### Problem to work on
What you produce should be every line from the data that includes "count".
------
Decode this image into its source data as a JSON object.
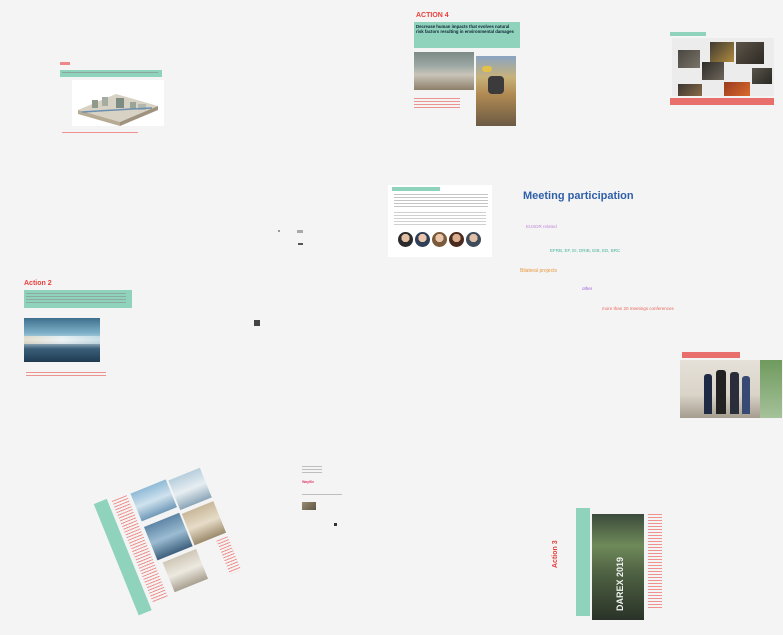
{
  "action4": {
    "title": "ACTION 4",
    "subtitle": "Decrease human impacts that evolves natural risk factors resulting in environmental damages"
  },
  "action2": {
    "title": "Action 2"
  },
  "action3": {
    "title": "Action 3",
    "book_title": "DAREX 2019"
  },
  "meeting": {
    "title": "Meeting participation",
    "lines": [
      "EUSDR related",
      "EFRB, EF, EI, DRIB, EIB, ED, BRC",
      "Bilateral projects",
      "other",
      "more than 20 meetings conferences"
    ]
  },
  "misc": {
    "pink_label": "Wayfile"
  },
  "colors": {
    "accent_red": "#e8413c",
    "accent_pink": "#e23b6b",
    "teal": "#8fd3bd",
    "meeting_blue": "#2f5fa8",
    "meeting_orange": "#e8983f",
    "meeting_teal": "#48b39b",
    "meeting_purple": "#9b5bd6",
    "meeting_lilac": "#c08ad8",
    "meeting_red": "#e86a5c"
  }
}
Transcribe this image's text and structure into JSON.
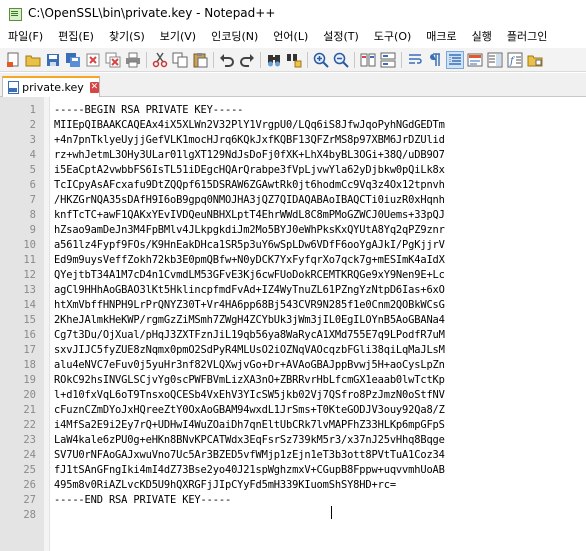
{
  "window": {
    "title": "C:\\OpenSSL\\bin\\private.key - Notepad++"
  },
  "menu": [
    "파일(F)",
    "편집(E)",
    "찾기(S)",
    "보기(V)",
    "인코딩(N)",
    "언어(L)",
    "설정(T)",
    "도구(O)",
    "매크로",
    "실행",
    "플러그인"
  ],
  "toolbar": {
    "icons": [
      "new-file-icon",
      "open-file-icon",
      "save-icon",
      "save-all-icon",
      "close-icon",
      "close-all-icon",
      "print-icon",
      "cut-icon",
      "copy-icon",
      "paste-icon",
      "undo-icon",
      "redo-icon",
      "find-icon",
      "replace-icon",
      "zoom-in-icon",
      "zoom-out-icon",
      "sync-vertical-icon",
      "sync-horizontal-icon",
      "word-wrap-icon",
      "show-all-chars-icon",
      "indent-guide-icon",
      "udl-icon",
      "doc-map-icon",
      "function-list-icon",
      "folder-workspace-icon"
    ]
  },
  "tab": {
    "label": "private.key"
  },
  "editor": {
    "lines": [
      {
        "n": "1",
        "t": "-----BEGIN RSA PRIVATE KEY-----"
      },
      {
        "n": "2",
        "t": "MIIEpQIBAAKCAQEAx4iX5XLWn2V32PlY1VrgpU0/LQq6iS8JfwJqoPyhNGdGEDTm"
      },
      {
        "n": "3",
        "t": "+4n7pnTklyeUyjjGefVLK1mocHJrq6KQkJxfKQBF13QFZrMS8p97XBM6JrDZUlid"
      },
      {
        "n": "4",
        "t": "rz+whJetmL3OHy3ULar01lgXT129NdJsDoFj0fXK+LhX4byBL3OGi+38Q/uDB9O7"
      },
      {
        "n": "5",
        "t": "i5EaCptA2vwbbFS6IsTL51iDEgcHQArQrabpe3fVpLjvwYla62yDjbkw0pQiLk8x"
      },
      {
        "n": "6",
        "t": "TcICpyAsAFcxafu9DtZQQpf615DSRAW6ZGAwtRk0jt6hodmCc9Vq3z4Ox12tpnvh"
      },
      {
        "n": "7",
        "t": "/HKZGrNQA35sDAfH9I6oB9gpq0NMOJHA3jQZ7QIDAQABAoIBAQCTi0iuzR0xHqnh"
      },
      {
        "n": "8",
        "t": "knfTcTC+awF1QAKxYEvIVDQeuNBHXLptT4EhrWWdL8C8mPMoGZWCJ0Uems+33pQJ"
      },
      {
        "n": "9",
        "t": "hZsao9amDeJn3M4FpBMlv4JLkpgkdiJm2Mo5BYJ0eWhPksKxQYUtA8Yq2qPZ9znr"
      },
      {
        "n": "10",
        "t": "a561lz4Fypf9FOs/K9HnEakDHca1SR5p3uY6wSpLDw6VDfF6ooYgAJkI/PgKjjrV"
      },
      {
        "n": "11",
        "t": "Ed9m9uysVeffZokh72kb3E0pmQBfw+N0yDCK7YxFyfqrXo7qck7g+mESImK4aIdX"
      },
      {
        "n": "12",
        "t": "QYejtbT34A1M7cD4n1CvmdLM53GFvE3Kj6cwFUoDokRCEMTKRQGe9xY9Nen9E+Lc"
      },
      {
        "n": "13",
        "t": "agCl9HHhAoGBAO3lKt5HklincpfmdFvAd+IZ4WyTnuZL61PZngYzNtpD6Ias+6xO"
      },
      {
        "n": "14",
        "t": "htXmVbffHNPH9LrPrQNYZ30T+Vr4HA6pp68Bj543CVR9N285f1e0Cnm2QOBkWCsG"
      },
      {
        "n": "15",
        "t": "2KheJAlmkHeKWP/rgmGzZiMSmh7ZWgH4ZCYbUk3jWm3jIL0EgILOYnB5AoGBANa4"
      },
      {
        "n": "16",
        "t": "Cg7t3Du/OjXual/pHqJ3ZXTFznJiL19qb56ya8WaRycA1XMd755E7q9LPodfR7uM"
      },
      {
        "n": "17",
        "t": "sxvJIJC5fyZUE8zNqmx0pmO2SdPyR4MLUsO2iOZNqVAOcqzbFGli38qiLqMaJLsM"
      },
      {
        "n": "18",
        "t": "alu4eNVC7eFuv0j5yuHr3nf82VLQXwjvGo+Dr+AVAoGBAJppBvwj5H+aoCysLpZn"
      },
      {
        "n": "19",
        "t": "ROkC92hsINVGLSCjvYg0scPWFBVmLizXA3nO+ZBRRvrHbLfcmGX1eaab0lwTctKp"
      },
      {
        "n": "20",
        "t": "l+d10fxVqL6oT9TnsxoQCESb4VxEhV3YIcSW5jkb02Vj7QSfro8PzJmzN0oStfNV"
      },
      {
        "n": "21",
        "t": "cFuznCZmDYoJxHQreeZtY0OxAoGBAM94wxdL1JrSms+T0KteGODJV3ouy92Qa8/Z"
      },
      {
        "n": "22",
        "t": "i4MfSa2E9i2Ey7rQ+UDHwI4WuZOaiDh7qnEltUbCRk7lvMAPFhZ33HLKp6mpGFpS"
      },
      {
        "n": "23",
        "t": "LaW4kale6zPU0g+eHKn8BNvKPCATWdx3EqFsrSz739kM5r3/x37nJ25vHhq8Bqge"
      },
      {
        "n": "24",
        "t": "SV7U0rNFAoGAJxwuVno7Uc5Ar3BZED5vfWMjp1zEjn1eT3b3ott8PVtTuA1Coz34"
      },
      {
        "n": "25",
        "t": "fJ1tSAnGFngIki4mI4dZ73Bse2yo40J21spWghzmxV+CGupB8Fppw+uqvvmhUoAB"
      },
      {
        "n": "26",
        "t": "495m8v0RiAZLvcKD5U9hQXRGFjJIpCYyFd5mH339KIuomShSY8HD+rc="
      },
      {
        "n": "27",
        "t": "-----END RSA PRIVATE KEY-----"
      },
      {
        "n": "28",
        "t": ""
      }
    ]
  }
}
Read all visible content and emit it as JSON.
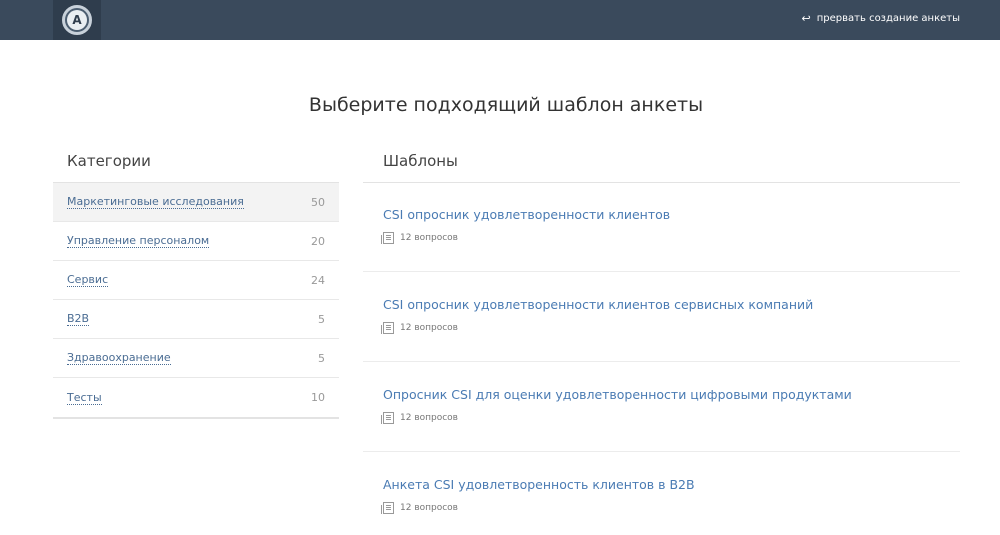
{
  "header": {
    "logo_letter": "A",
    "exit_label": "прервать создание анкеты"
  },
  "page": {
    "title": "Выберите подходящий шаблон анкеты"
  },
  "categories": {
    "heading": "Категории",
    "items": [
      {
        "label": "Маркетинговые исследования",
        "count": "50",
        "active": true
      },
      {
        "label": "Управление персоналом",
        "count": "20",
        "active": false
      },
      {
        "label": "Сервис",
        "count": "24",
        "active": false
      },
      {
        "label": "B2B",
        "count": "5",
        "active": false
      },
      {
        "label": "Здравоохранение",
        "count": "5",
        "active": false
      },
      {
        "label": "Тесты",
        "count": "10",
        "active": false
      }
    ]
  },
  "templates": {
    "heading": "Шаблоны",
    "items": [
      {
        "title": "CSI опросник удовлетворенности клиентов",
        "questions": "12 вопросов"
      },
      {
        "title": "CSI опросник удовлетворенности клиентов сервисных компаний",
        "questions": "12 вопросов"
      },
      {
        "title": "Опросник CSI для оценки удовлетворенности цифровыми продуктами",
        "questions": "12 вопросов"
      },
      {
        "title": "Анкета CSI удовлетворенность клиентов в B2B",
        "questions": "12 вопросов"
      }
    ]
  },
  "colors": {
    "topbar": "#3a4a5c",
    "link": "#4a7bb3"
  },
  "icons": {
    "logo": "logo-icon",
    "exit": "return-arrow-icon",
    "questions": "document-icon"
  }
}
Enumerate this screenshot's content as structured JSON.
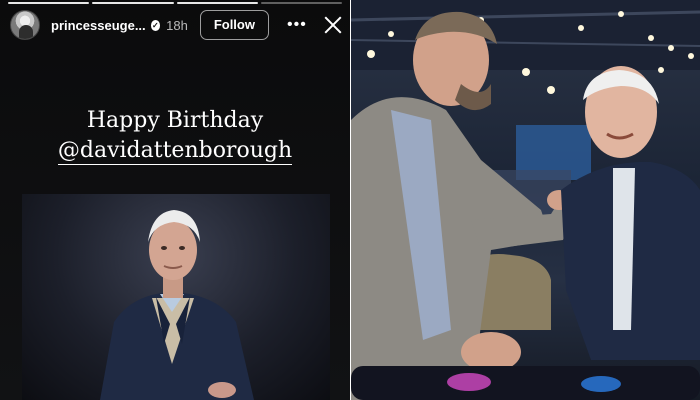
{
  "story": {
    "username": "princesseuge...",
    "verified_icon": "verified-badge-icon",
    "time_ago": "18h",
    "follow_label": "Follow",
    "more_icon": "more-options-icon",
    "close_icon": "close-icon",
    "greeting_line1": "Happy Birthday",
    "greeting_mention": "@davidattenborough"
  },
  "colors": {
    "story_bg": "#0b0b0c",
    "text": "#ffffff",
    "jacket_navy": "#1f2a44",
    "blazer_check": "#8d8a84"
  }
}
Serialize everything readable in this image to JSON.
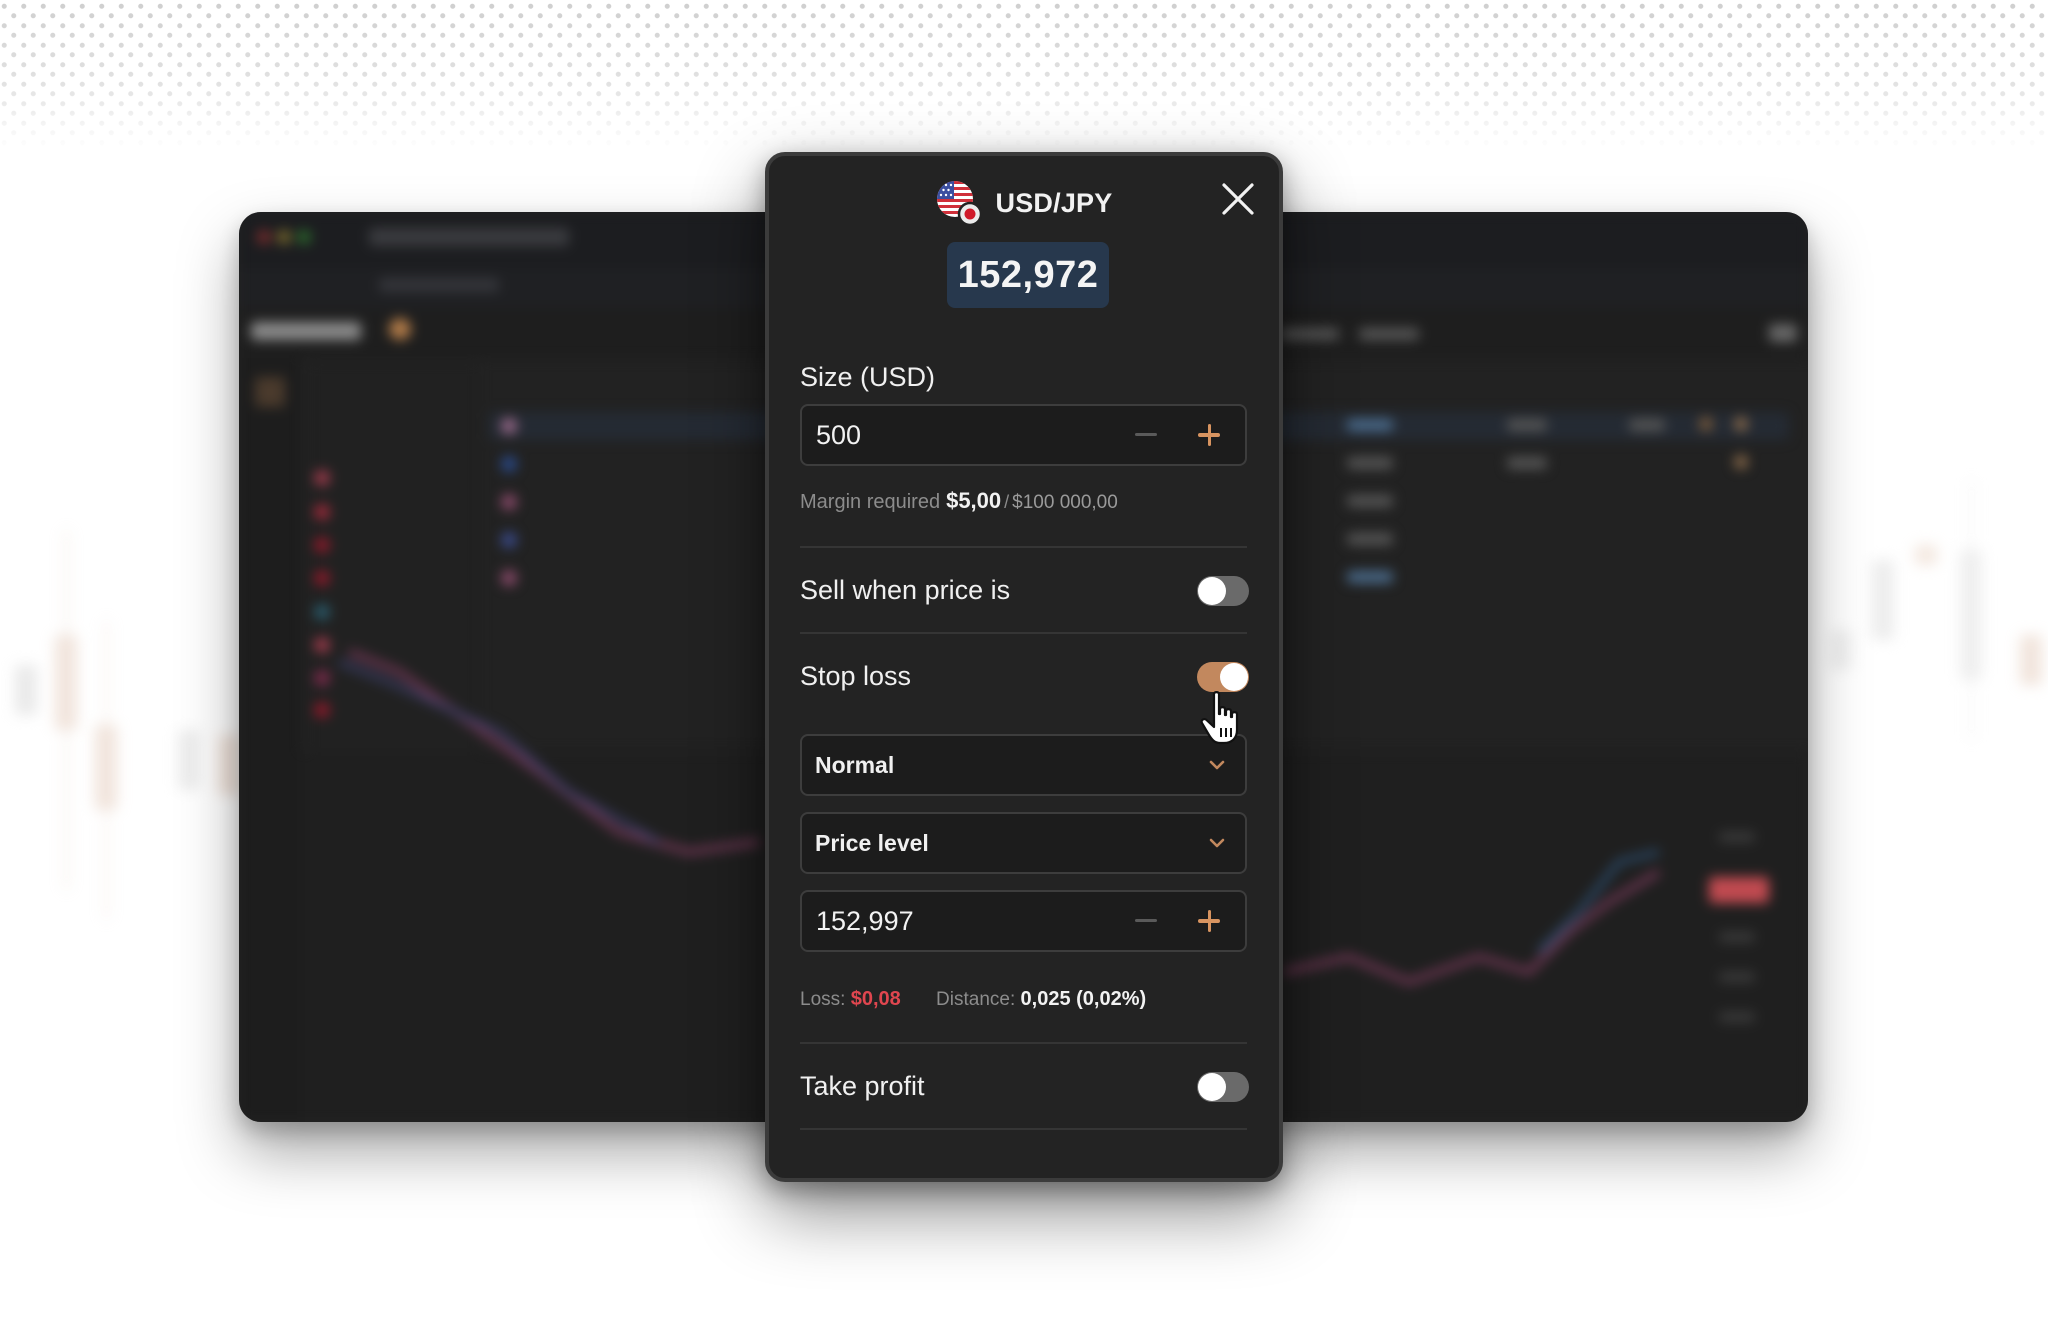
{
  "modal": {
    "pair": "USD/JPY",
    "pair_icon": "usd-jpy-flags-icon",
    "current_price": "152,972",
    "close_icon": "close-icon",
    "size": {
      "label": "Size (USD)",
      "value": "500",
      "minus_icon": "minus-icon",
      "plus_icon": "plus-icon"
    },
    "margin": {
      "label": "Margin required",
      "required": "$5,00",
      "separator": "/",
      "available": "$100 000,00"
    },
    "sell_when_price_is": {
      "label": "Sell when price is",
      "enabled": false
    },
    "stop_loss": {
      "label": "Stop loss",
      "enabled": true,
      "type_select": {
        "value": "Normal"
      },
      "mode_select": {
        "value": "Price level"
      },
      "price_value": "152,997",
      "loss_label": "Loss:",
      "loss_value": "$0,08",
      "distance_label": "Distance:",
      "distance_value": "0,025 (0,02%)"
    },
    "take_profit": {
      "label": "Take profit",
      "enabled": false
    }
  },
  "colors": {
    "accent": "#c2885e",
    "accent_plus": "#d89460",
    "loss_red": "#e0464f",
    "price_badge_bg": "#27384d",
    "modal_bg": "#232323"
  },
  "background_app": {
    "state": "blurred trading platform window"
  }
}
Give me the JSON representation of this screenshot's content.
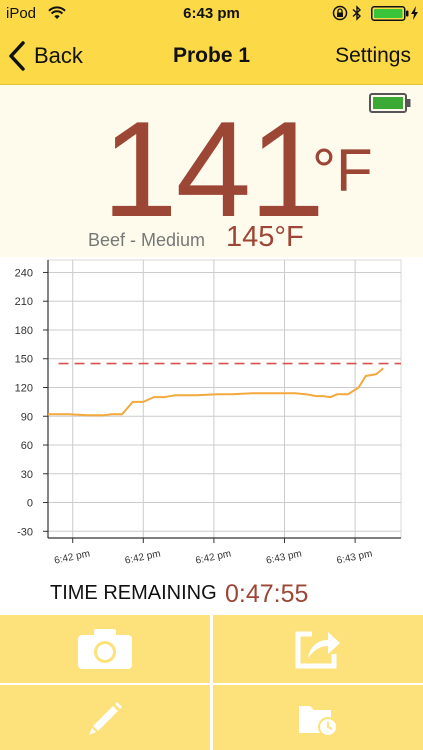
{
  "status_bar": {
    "carrier": "iPod",
    "time": "6:43 pm"
  },
  "nav": {
    "back_label": "Back",
    "title": "Probe 1",
    "settings_label": "Settings"
  },
  "reading": {
    "current_temp": "141",
    "unit": "°F",
    "food": "Beef - Medium",
    "target_temp": "145°F"
  },
  "chart_data": {
    "type": "line",
    "y_ticks": [
      240,
      210,
      180,
      150,
      120,
      90,
      60,
      30,
      0,
      -30
    ],
    "ylim": [
      -37,
      253
    ],
    "x_tick_labels": [
      "6:42 pm",
      "6:42 pm",
      "6:42 pm",
      "6:43 pm",
      "6:43 pm"
    ],
    "grid": true,
    "target_line": 145,
    "series": [
      {
        "color": "#f3a93d",
        "x": [
          0,
          0.06,
          0.11,
          0.16,
          0.18,
          0.21,
          0.24,
          0.27,
          0.3,
          0.33,
          0.36,
          0.42,
          0.48,
          0.52,
          0.58,
          0.62,
          0.66,
          0.7,
          0.73,
          0.76,
          0.78,
          0.8,
          0.82,
          0.85,
          0.88,
          0.9,
          0.93,
          0.95
        ],
        "values": [
          92,
          92,
          91,
          91,
          92,
          92,
          105,
          105,
          110,
          110,
          112,
          112,
          113,
          113,
          114,
          114,
          114,
          114,
          113,
          111,
          111,
          110,
          113,
          113,
          120,
          132,
          134,
          140
        ]
      }
    ],
    "colors": {
      "line": "#f3a93d",
      "target": "#d9534f",
      "grid": "#cccccc"
    }
  },
  "time_remaining": {
    "label": "TIME REMAINING",
    "value": "0:47:55"
  },
  "actions": {
    "icons": [
      "camera-icon",
      "share-icon",
      "pencil-icon",
      "folder-timer-icon"
    ]
  },
  "colors": {
    "accent": "#fcd947",
    "tile": "#fde17a",
    "temp": "#9c4636",
    "panel": "#fefbed"
  }
}
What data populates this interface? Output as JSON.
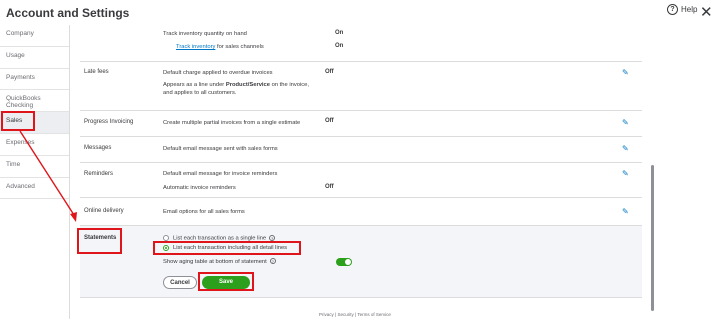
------
### Output for this task
        "count": "50",
        "count": "20",
        "count": "24",
        "count": "5",
        "count": "5",
        "count": "10",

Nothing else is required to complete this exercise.